Poland is set to wrap up an accelerated book build for an 11.75% stake in the country's biggest bank, PKO Bank Polski on January 23, as the treasury pushes to fulfill its 2013 target for privatisation revenue at one fell swoop.
Warsaw is seeking a price of PLN5.3bn (€1.27bn) for the 147m shares it is offering in PKO, according to Reuters, which cited unnamed market sources on January 22. Rzeczpospolita reports that the transaction is set to close today, and notes that following the news, PKO shares dropped 1.3% to PLN35.3 into the January 22 close. That still sees the proposed selling price around 3% lower, according to analysts at Equilor.
The treasury ministry has made no comment, but reports claim that it will reduce its stake in PKO by 1.5%, to leave it holding 31.9%. State-owned BGK bank said it will sell all of its 10.25% stake in PKO. The institutional investors buying the shares will have to agree on a 180-day lock up in a bid to ward off further damage to PKO's price.
A similar sale of a 7% stake in PKO last year provoked an overhang regarding the stock, point out Equilor analysts. "Yesterday's weakness in CE3 banking shares could have been partially driven by [the] transaction, [and] we expect further pressure as investors allocate and shift money to this SPO."
The sale of the stake in the blue-chip bank appears designed to get the 2013 privatisation programme, which targets PLN5bn in revenue, off with a bang. That would allow the treasury plenty of room for maneuver on other sales through the year.
It may well need it. Warsaw said last week that it planned to open the year with another attempt to sell real estate holding PHN, after failing twice in 2012. In a separate report on January 22, Reuters quotes market sources which say that the bookrunners value the company at an PLN870m-1.7bn - well below the PLN2.5bn PHN claims its assets are worth.
In fact, with confidence on the markets less than robust, Poland has struggled for the past two years to meet its privatisation targets, with a host of offers either pulled entirely, or struggling to hit their revenue targets, due to low interest.
It's notable that of the PLN9bn raised in 2012, a full PLN5.5bn came from two snap sales of stakes in bluechips - one by the country's top utility PGE, as well as the 7% in PKO. Had the treasury felt itself under pressure to hit its PLN10bn target for the year, it would likely have released a further PKO stake. However, the plan announced in November to use stakes in state companies as the basis for a new infrastructure fund appeared to alter the privatization strategy somewhat.
With another PKO stake out of the door, and Warsaw left holding just under 32%, that appears to leave PZU as the next bluechip likely to come to market.

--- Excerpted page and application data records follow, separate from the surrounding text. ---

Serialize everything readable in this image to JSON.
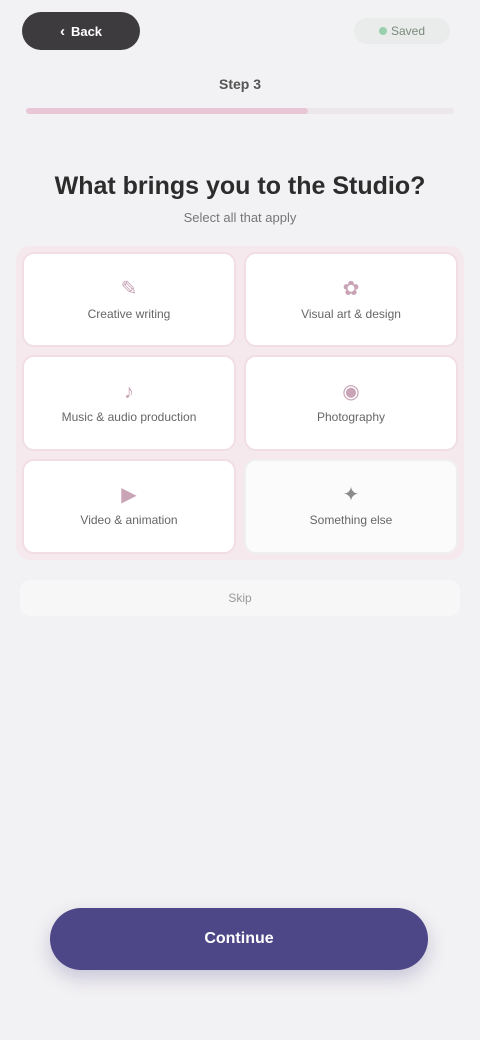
{
  "header": {
    "back_label": "Back",
    "back_icon": "chevron-left-icon",
    "status_label": "Saved",
    "step_label": "Step 3"
  },
  "progress": {
    "fraction": 0.66,
    "fill_color": "#e8c6d5"
  },
  "main": {
    "title": "What brings you to the Studio?",
    "subtitle": "Select all that apply"
  },
  "options": [
    {
      "label": "Creative writing",
      "icon": "pen-icon",
      "selected": true
    },
    {
      "label": "Visual art & design",
      "icon": "palette-icon",
      "selected": true
    },
    {
      "label": "Music & audio production",
      "icon": "music-icon",
      "selected": true
    },
    {
      "label": "Photography",
      "icon": "camera-icon",
      "selected": true
    },
    {
      "label": "Video & animation",
      "icon": "film-icon",
      "selected": true
    },
    {
      "label": "Something else",
      "icon": "sparkle-icon",
      "selected": false
    }
  ],
  "skip_label": "Skip",
  "continue_label": "Continue",
  "colors": {
    "accent": "#4d4687",
    "selected_tint": "#f6e9ee"
  }
}
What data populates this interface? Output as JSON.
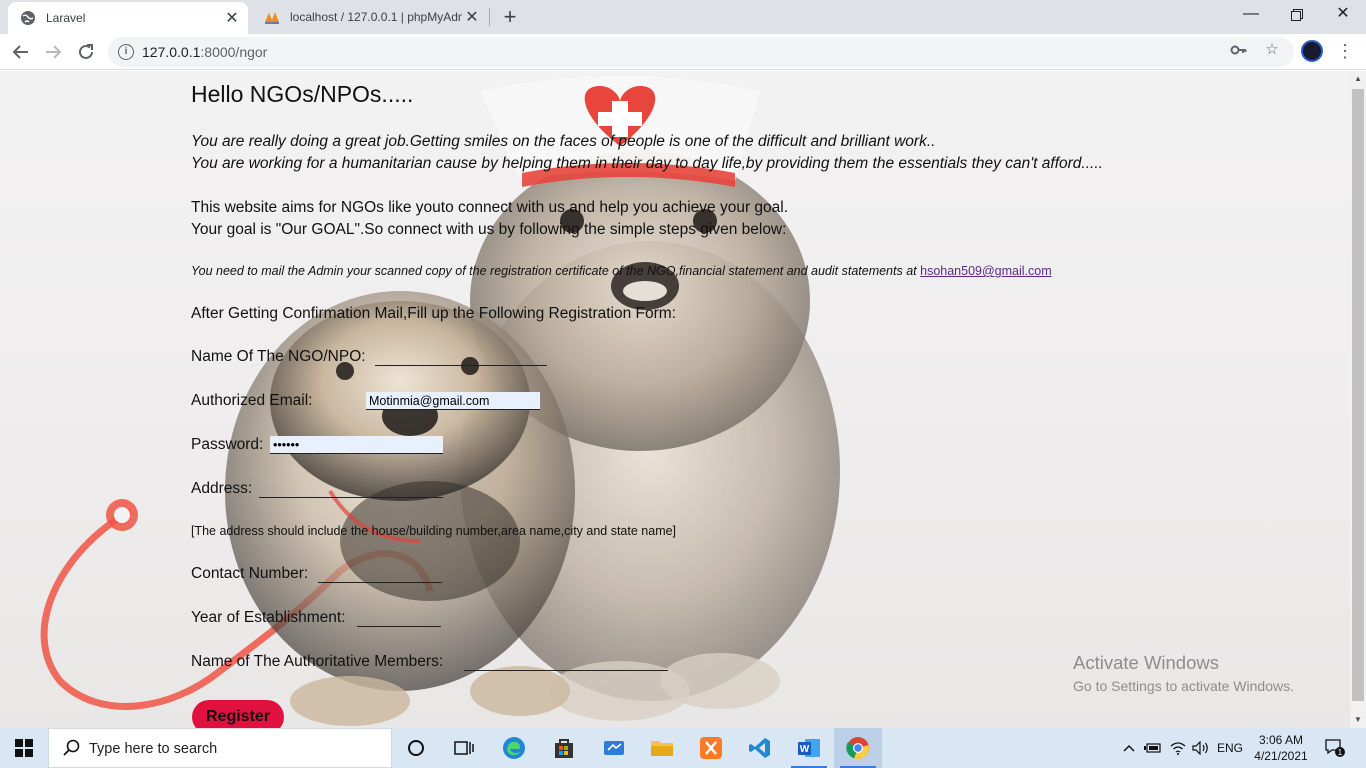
{
  "browser": {
    "tabs": [
      {
        "title": "Laravel",
        "icon": "globe-icon",
        "active": true
      },
      {
        "title": "localhost / 127.0.0.1 | phpMyAdm",
        "icon": "phpmyadmin-icon",
        "active": false
      }
    ],
    "url_host": "127.0.0.1",
    "url_path": ":8000/ngor"
  },
  "page": {
    "heading": "Hello NGOs/NPOs.....",
    "intro_line1": "You are really doing a great job.Getting smiles on the faces of people is one of the difficult and brilliant work..",
    "intro_line2": "You are working for a humanitarian cause by helping them in their day to day life,by providing them the essentials they can't afford.....",
    "aim_line1": "This website aims for NGOs like youto connect with us and help you achieve your goal.",
    "aim_line2": "Your goal is \"Our GOAL\".So connect with us by following the simple steps given below:",
    "mail_note": "You need to mail the Admin your scanned copy of the registration certificate of the NGO,financial statement and audit statements at",
    "admin_email": "hsohan509@gmail.com",
    "after_confirm": "After Getting Confirmation Mail,Fill up the Following Registration Form:",
    "fields": {
      "name_label": "Name Of The NGO/NPO:",
      "name_value": "",
      "email_label": "Authorized Email:",
      "email_value": "Motinmia@gmail.com",
      "password_label": "Password:",
      "password_value": "••••••",
      "address_label": "Address:",
      "address_value": "",
      "address_hint": "[The address should include the house/building number,area name,city and state name]",
      "contact_label": "Contact Number:",
      "contact_value": "",
      "year_label": "Year of Establishment:",
      "year_value": "",
      "members_label": "Name of The Authoritative Members:",
      "members_value": ""
    },
    "register_label": "Register"
  },
  "watermark": {
    "line1": "Activate Windows",
    "line2": "Go to Settings to activate Windows."
  },
  "taskbar": {
    "search_placeholder": "Type here to search",
    "language": "ENG",
    "time": "3:06 AM",
    "date": "4/21/2021",
    "notification_count": "1",
    "apps": [
      "cortana-icon",
      "task-view-icon",
      "edge-icon",
      "store-icon",
      "control-panel-icon",
      "file-explorer-icon",
      "xampp-icon",
      "vscode-icon",
      "word-icon",
      "chrome-icon"
    ]
  },
  "colors": {
    "register_button": "#e0103f",
    "link": "#5b2a86",
    "taskbar": "#d9e6f4"
  }
}
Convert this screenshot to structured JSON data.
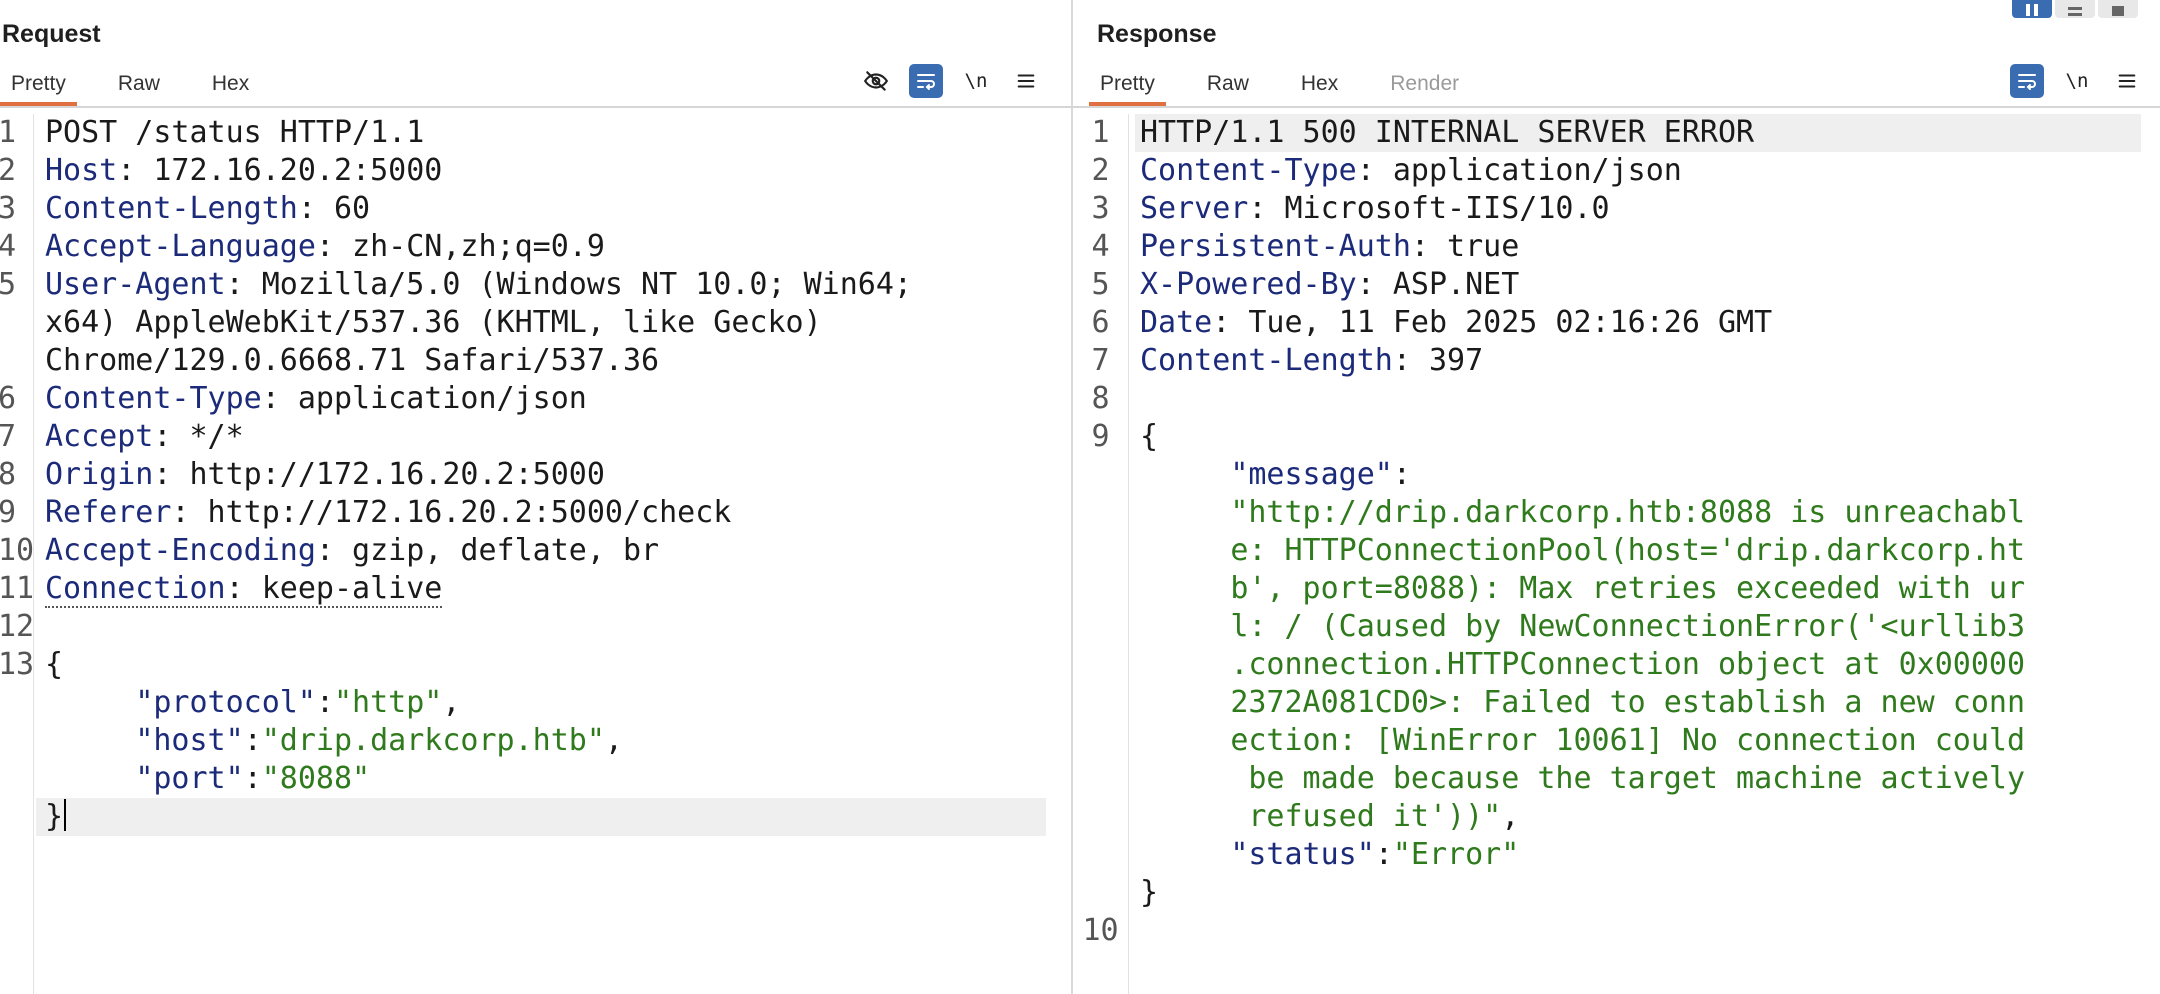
{
  "request": {
    "title": "Request",
    "tabs": [
      "Pretty",
      "Raw",
      "Hex"
    ],
    "active_tab": "Pretty",
    "toolbar_icons": [
      "eye-off-icon",
      "wrap-icon",
      "newline-icon",
      "menu-icon"
    ],
    "newline_label": "\\n",
    "line_numbers": [
      "1",
      "2",
      "3",
      "4",
      "5",
      "6",
      "7",
      "8",
      "9",
      "10",
      "11",
      "12",
      "13"
    ],
    "lines": {
      "l1": "POST /status HTTP/1.1",
      "h2_key": "Host",
      "h2_val": " 172.16.20.2:5000",
      "h3_key": "Content-Length",
      "h3_val": " 60",
      "h4_key": "Accept-Language",
      "h4_val": " zh-CN,zh;q=0.9",
      "h5_key": "User-Agent",
      "h5_val_a": " Mozilla/5.0 (Windows NT 10.0; Win64;",
      "h5_val_b": "x64) AppleWebKit/537.36 (KHTML, like Gecko)",
      "h5_val_c": "Chrome/129.0.6668.71 Safari/537.36",
      "h6_key": "Content-Type",
      "h6_val": " application/json",
      "h7_key": "Accept",
      "h7_val": " */*",
      "h8_key": "Origin",
      "h8_val": " http://172.16.20.2:5000",
      "h9_key": "Referer",
      "h9_val": " http://172.16.20.2:5000/check",
      "h10_key": "Accept-Encoding",
      "h10_val": " gzip, deflate, br",
      "h11_key": "Connection",
      "h11_val": " keep-alive",
      "brace_open": "{",
      "protocol_key": "\"protocol\"",
      "protocol_val": "\"http\"",
      "host_key": "\"host\"",
      "host_val": "\"drip.darkcorp.htb\"",
      "port_key": "\"port\"",
      "port_val": "\"8088\"",
      "brace_close": "}"
    }
  },
  "response": {
    "title": "Response",
    "tabs": [
      "Pretty",
      "Raw",
      "Hex",
      "Render"
    ],
    "active_tab": "Pretty",
    "disabled_tab": "Render",
    "toolbar_icons": [
      "wrap-icon",
      "newline-icon",
      "menu-icon"
    ],
    "newline_label": "\\n",
    "line_numbers": [
      "1",
      "2",
      "3",
      "4",
      "5",
      "6",
      "7",
      "8",
      "9",
      "10"
    ],
    "lines": {
      "l1": "HTTP/1.1 500 INTERNAL SERVER ERROR",
      "h2_key": "Content-Type",
      "h2_val": " application/json",
      "h3_key": "Server",
      "h3_val": " Microsoft-IIS/10.0",
      "h4_key": "Persistent-Auth",
      "h4_val": " true",
      "h5_key": "X-Powered-By",
      "h5_val": " ASP.NET",
      "h6_key": "Date",
      "h6_val": " Tue, 11 Feb 2025 02:16:26 GMT",
      "h7_key": "Content-Length",
      "h7_val": " 397",
      "brace_open": "{",
      "message_key": "\"message\"",
      "message_lines": [
        "\"http://drip.darkcorp.htb:8088 is unreachabl",
        "e: HTTPConnectionPool(host='drip.darkcorp.ht",
        "b', port=8088): Max retries exceeded with ur",
        "l: / (Caused by NewConnectionError('<urllib3",
        ".connection.HTTPConnection object at 0x00000",
        "2372A081CD0>: Failed to establish a new conn",
        "ection: [WinError 10061] No connection could",
        " be made because the target machine actively",
        " refused it'))\""
      ],
      "status_key": "\"status\"",
      "status_val": "\"Error\"",
      "brace_close": "}"
    }
  }
}
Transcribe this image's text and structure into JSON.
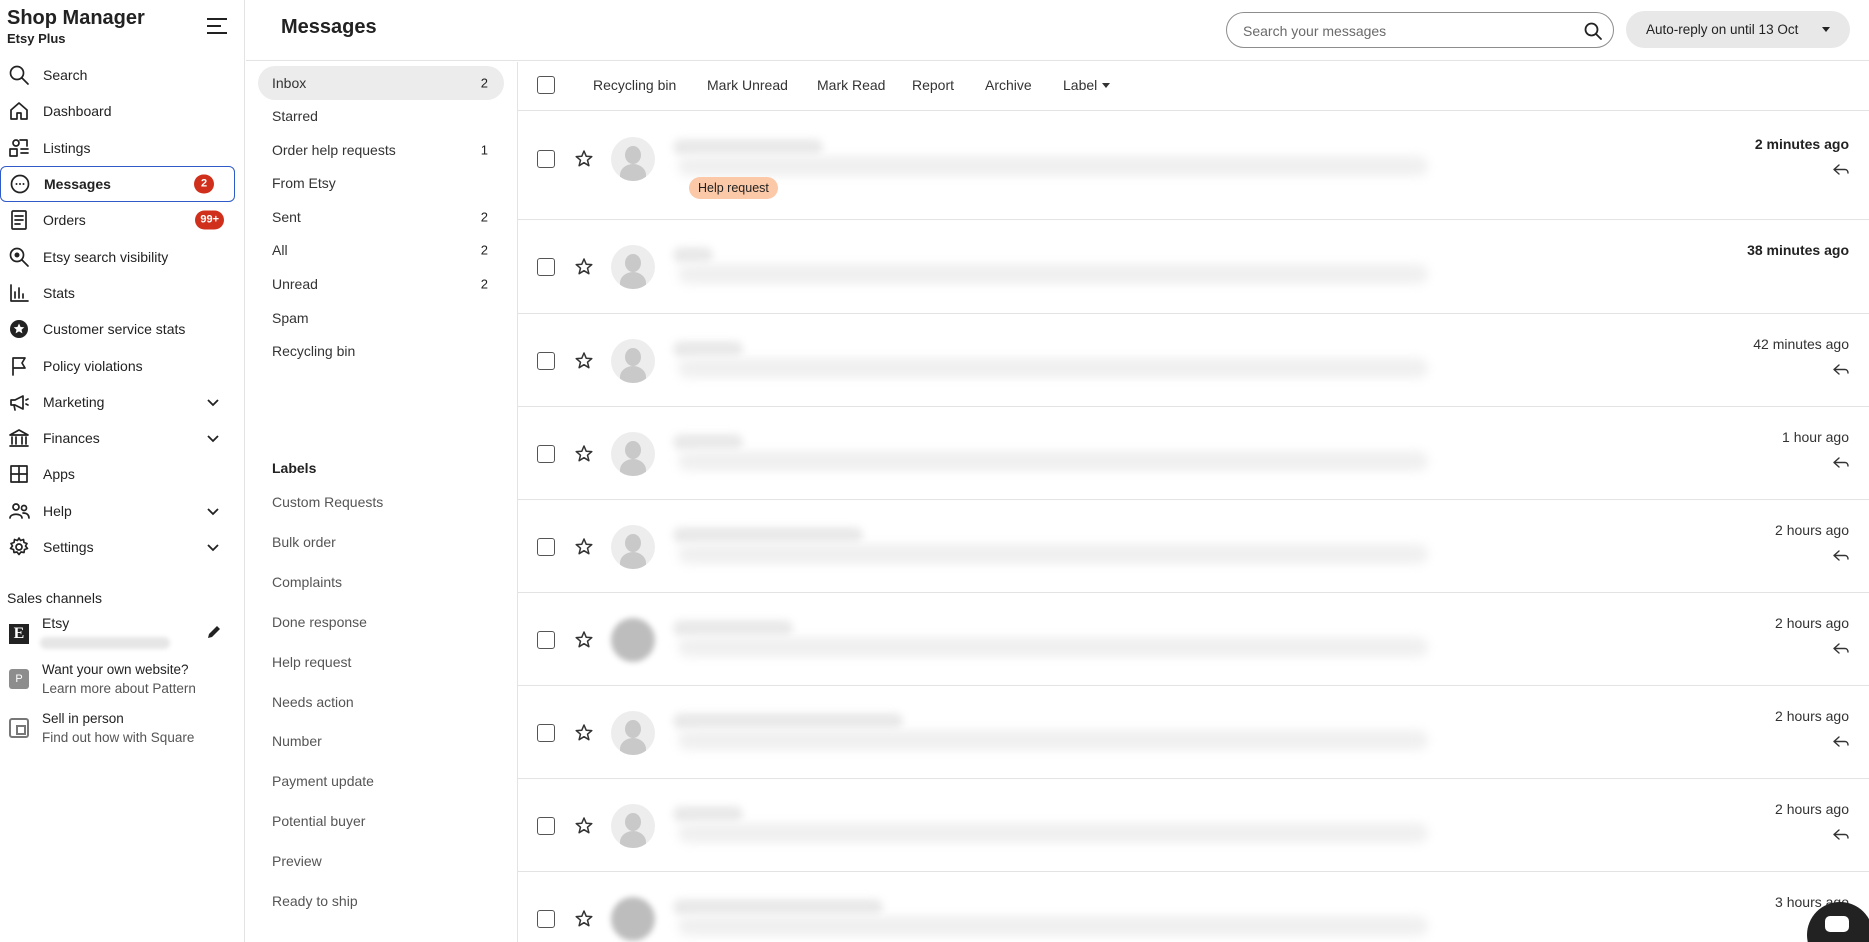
{
  "nav": {
    "app_title": "Shop Manager",
    "plan": "Etsy Plus",
    "items": [
      {
        "label": "Search",
        "icon": "search-icon"
      },
      {
        "label": "Dashboard",
        "icon": "home-icon"
      },
      {
        "label": "Listings",
        "icon": "listings-icon"
      },
      {
        "label": "Messages",
        "icon": "chat-icon",
        "badge": "2",
        "active": true
      },
      {
        "label": "Orders",
        "icon": "receipt-icon",
        "badge": "99+"
      },
      {
        "label": "Etsy search visibility",
        "icon": "search-visibility-icon"
      },
      {
        "label": "Stats",
        "icon": "bar-chart-icon"
      },
      {
        "label": "Customer service stats",
        "icon": "star-badge-icon"
      },
      {
        "label": "Policy violations",
        "icon": "flag-icon"
      },
      {
        "label": "Marketing",
        "icon": "megaphone-icon",
        "expandable": true
      },
      {
        "label": "Finances",
        "icon": "bank-icon",
        "expandable": true
      },
      {
        "label": "Apps",
        "icon": "grid-icon"
      },
      {
        "label": "Help",
        "icon": "people-icon",
        "expandable": true
      },
      {
        "label": "Settings",
        "icon": "gear-icon",
        "expandable": true
      }
    ],
    "sales_channels_heading": "Sales channels",
    "etsy_channel": {
      "name": "Etsy",
      "icon_letter": "E"
    },
    "pattern_promo": {
      "title": "Want your own website?",
      "subtitle": "Learn more about Pattern",
      "icon_letter": "P"
    },
    "square_promo": {
      "title": "Sell in person",
      "subtitle": "Find out how with Square"
    }
  },
  "header": {
    "title": "Messages",
    "search_placeholder": "Search your messages",
    "auto_reply_label": "Auto-reply on until 13 Oct"
  },
  "folders": [
    {
      "label": "Inbox",
      "count": "2",
      "active": true
    },
    {
      "label": "Starred",
      "count": ""
    },
    {
      "label": "Order help requests",
      "count": "1"
    },
    {
      "label": "From Etsy",
      "count": ""
    },
    {
      "label": "Sent",
      "count": "2"
    },
    {
      "label": "All",
      "count": "2"
    },
    {
      "label": "Unread",
      "count": "2"
    },
    {
      "label": "Spam",
      "count": ""
    },
    {
      "label": "Recycling bin",
      "count": ""
    }
  ],
  "labels_heading": "Labels",
  "labels": [
    "Custom Requests",
    "Bulk order",
    "Complaints",
    "Done response",
    "Help request",
    "Needs action",
    "Number",
    "Payment update",
    "Potential buyer",
    "Preview",
    "Ready to ship"
  ],
  "toolbar": {
    "recycling_bin": "Recycling bin",
    "mark_unread": "Mark Unread",
    "mark_read": "Mark Read",
    "report": "Report",
    "archive": "Archive",
    "label": "Label"
  },
  "messages": [
    {
      "time": "2 minutes ago",
      "unread": true,
      "replied": true,
      "tag": "Help request"
    },
    {
      "time": "38 minutes ago",
      "unread": true,
      "replied": false
    },
    {
      "time": "42 minutes ago",
      "unread": false,
      "replied": true
    },
    {
      "time": "1 hour ago",
      "unread": false,
      "replied": true
    },
    {
      "time": "2 hours ago",
      "unread": false,
      "replied": true
    },
    {
      "time": "2 hours ago",
      "unread": false,
      "replied": true
    },
    {
      "time": "2 hours ago",
      "unread": false,
      "replied": true
    },
    {
      "time": "2 hours ago",
      "unread": false,
      "replied": true
    },
    {
      "time": "3 hours ago",
      "unread": false,
      "replied": false
    }
  ],
  "colors": {
    "accent": "#2f5bc8",
    "badge": "#d0301b",
    "help_tag": "#fbc9a8"
  }
}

The sale of a stake in the country's biggest insurer was announced to be part of the government's privatisation plan for 2012-13, with Warsaw suggesting it could reduce its 35% holding by 10%.
The government has discussed a similar 25% target for the eventual state stake in PKO, and has said it wants to sell some shares to domestic retail investors. That suggests any further divestment of the bank by the state would take place on the Warsaw Stock Exchange.
bne IntelliNews - The Visegrad states raised a chorus of objection on November 10 as the UK prime minister demanded his country's welfare system be allowed to discriminate between EU citizens. The ... more
Wojciech Kość in Warsaw - Poland’s Law and Justice (PiS) party, which won an outright majority in the parliamentary elections on October 25, has announced a hardline ... more